(Entries taken from a collection)
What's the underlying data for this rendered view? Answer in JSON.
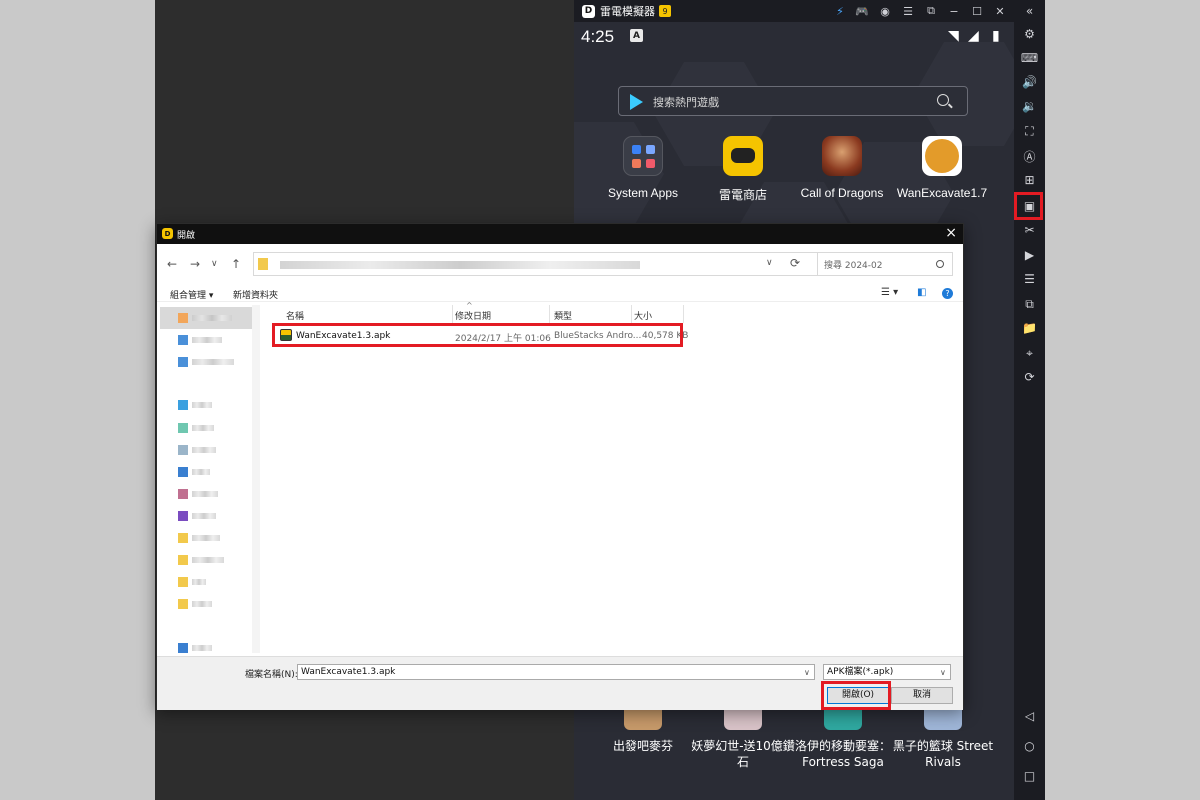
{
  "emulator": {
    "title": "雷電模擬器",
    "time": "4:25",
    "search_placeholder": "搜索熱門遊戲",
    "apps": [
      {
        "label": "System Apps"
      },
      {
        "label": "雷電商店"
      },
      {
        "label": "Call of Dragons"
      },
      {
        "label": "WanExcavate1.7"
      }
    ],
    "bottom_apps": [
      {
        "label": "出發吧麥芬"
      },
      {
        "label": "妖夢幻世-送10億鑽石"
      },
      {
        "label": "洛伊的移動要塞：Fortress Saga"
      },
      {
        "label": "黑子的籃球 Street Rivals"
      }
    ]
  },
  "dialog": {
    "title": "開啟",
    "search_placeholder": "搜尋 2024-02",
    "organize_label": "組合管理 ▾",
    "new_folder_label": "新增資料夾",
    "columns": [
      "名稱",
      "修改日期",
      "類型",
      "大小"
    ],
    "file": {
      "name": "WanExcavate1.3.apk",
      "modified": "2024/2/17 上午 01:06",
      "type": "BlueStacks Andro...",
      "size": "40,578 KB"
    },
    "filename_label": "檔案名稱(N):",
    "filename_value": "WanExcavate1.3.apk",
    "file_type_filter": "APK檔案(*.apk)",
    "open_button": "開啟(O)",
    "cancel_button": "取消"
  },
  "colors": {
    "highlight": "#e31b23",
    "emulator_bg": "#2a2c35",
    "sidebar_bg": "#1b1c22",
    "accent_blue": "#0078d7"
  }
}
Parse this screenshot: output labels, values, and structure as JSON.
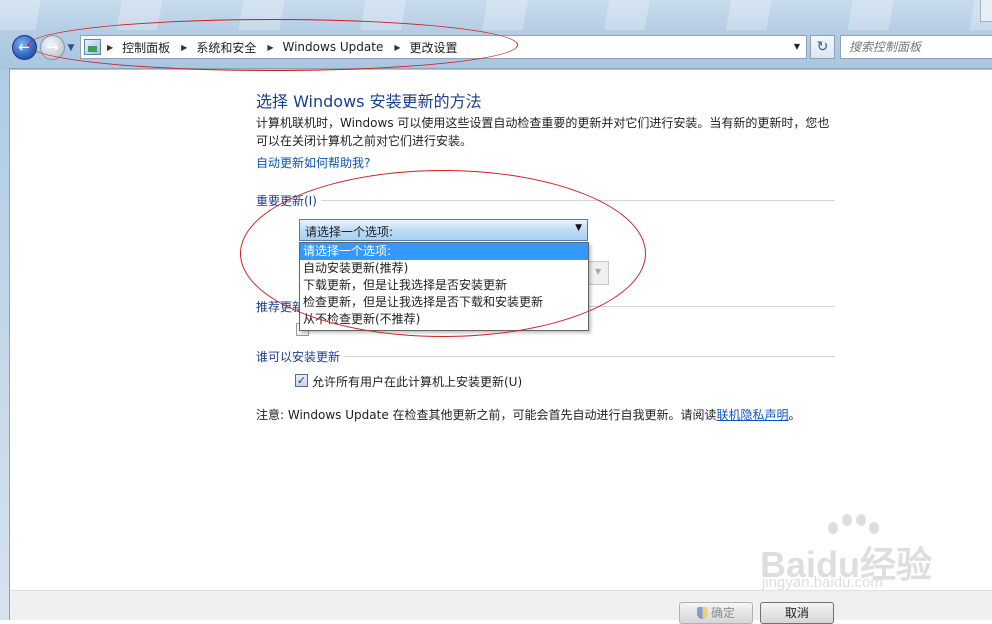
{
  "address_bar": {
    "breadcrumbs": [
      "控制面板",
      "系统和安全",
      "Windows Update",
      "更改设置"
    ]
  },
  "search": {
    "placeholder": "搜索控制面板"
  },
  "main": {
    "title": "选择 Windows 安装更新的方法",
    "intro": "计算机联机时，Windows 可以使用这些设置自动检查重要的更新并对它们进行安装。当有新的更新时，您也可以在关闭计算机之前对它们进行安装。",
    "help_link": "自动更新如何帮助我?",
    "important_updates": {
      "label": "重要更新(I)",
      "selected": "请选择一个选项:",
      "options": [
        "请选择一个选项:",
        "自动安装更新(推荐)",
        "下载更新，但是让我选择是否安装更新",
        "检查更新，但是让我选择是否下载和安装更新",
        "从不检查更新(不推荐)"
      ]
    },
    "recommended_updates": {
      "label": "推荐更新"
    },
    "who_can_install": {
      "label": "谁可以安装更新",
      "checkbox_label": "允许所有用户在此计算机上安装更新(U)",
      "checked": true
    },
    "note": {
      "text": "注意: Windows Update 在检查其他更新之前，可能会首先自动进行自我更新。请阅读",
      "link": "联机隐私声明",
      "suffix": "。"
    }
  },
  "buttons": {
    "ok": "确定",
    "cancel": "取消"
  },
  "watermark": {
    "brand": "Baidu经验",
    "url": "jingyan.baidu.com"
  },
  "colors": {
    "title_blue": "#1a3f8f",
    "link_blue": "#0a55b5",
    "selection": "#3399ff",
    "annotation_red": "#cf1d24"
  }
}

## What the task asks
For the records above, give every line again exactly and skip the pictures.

## Response
What's the underlying data for this rendered view? Answer in JSON.
{
  "emulator": {
    "title": "雷電模擬器",
    "time": "4:25",
    "search_placeholder": "搜索熱門遊戲",
    "apps": [
      {
        "label": "System Apps"
      },
      {
        "label": "雷電商店"
      },
      {
        "label": "Call of Dragons"
      },
      {
        "label": "WanExcavate1.7"
      }
    ],
    "bottom_apps": [
      {
        "label": "出發吧麥芬"
      },
      {
        "label": "妖夢幻世-送10億鑽石"
      },
      {
        "label": "洛伊的移動要塞：Fortress Saga"
      },
      {
        "label": "黑子的籃球 Street Rivals"
      }
    ]
  },
  "dialog": {
    "title": "開啟",
    "search_placeholder": "搜尋 2024-02",
    "organize_label": "組合管理 ▾",
    "new_folder_label": "新增資料夾",
    "columns": [
      "名稱",
      "修改日期",
      "類型",
      "大小"
    ],
    "file": {
      "name": "WanExcavate1.3.apk",
      "modified": "2024/2/17 上午 01:06",
      "type": "BlueStacks Andro...",
      "size": "40,578 KB"
    },
    "filename_label": "檔案名稱(N):",
    "filename_value": "WanExcavate1.3.apk",
    "file_type_filter": "APK檔案(*.apk)",
    "open_button": "開啟(O)",
    "cancel_button": "取消"
  },
  "colors": {
    "highlight": "#e31b23",
    "emulator_bg": "#2a2c35",
    "sidebar_bg": "#1b1c22",
    "accent_blue": "#0078d7"
  }
}
Parse this screenshot: output labels, values, and structure as JSON.
{
  "address_bar": {
    "breadcrumbs": [
      "控制面板",
      "系统和安全",
      "Windows Update",
      "更改设置"
    ]
  },
  "search": {
    "placeholder": "搜索控制面板"
  },
  "main": {
    "title": "选择 Windows 安装更新的方法",
    "intro": "计算机联机时，Windows 可以使用这些设置自动检查重要的更新并对它们进行安装。当有新的更新时，您也可以在关闭计算机之前对它们进行安装。",
    "help_link": "自动更新如何帮助我?",
    "important_updates": {
      "label": "重要更新(I)",
      "selected": "请选择一个选项:",
      "options": [
        "请选择一个选项:",
        "自动安装更新(推荐)",
        "下载更新，但是让我选择是否安装更新",
        "检查更新，但是让我选择是否下载和安装更新",
        "从不检查更新(不推荐)"
      ]
    },
    "recommended_updates": {
      "label": "推荐更新"
    },
    "who_can_install": {
      "label": "谁可以安装更新",
      "checkbox_label": "允许所有用户在此计算机上安装更新(U)",
      "checked": true
    },
    "note": {
      "text": "注意: Windows Update 在检查其他更新之前，可能会首先自动进行自我更新。请阅读",
      "link": "联机隐私声明",
      "suffix": "。"
    }
  },
  "buttons": {
    "ok": "确定",
    "cancel": "取消"
  },
  "watermark": {
    "brand": "Baidu经验",
    "url": "jingyan.baidu.com"
  },
  "colors": {
    "title_blue": "#1a3f8f",
    "link_blue": "#0a55b5",
    "selection": "#3399ff",
    "annotation_red": "#cf1d24"
  }
}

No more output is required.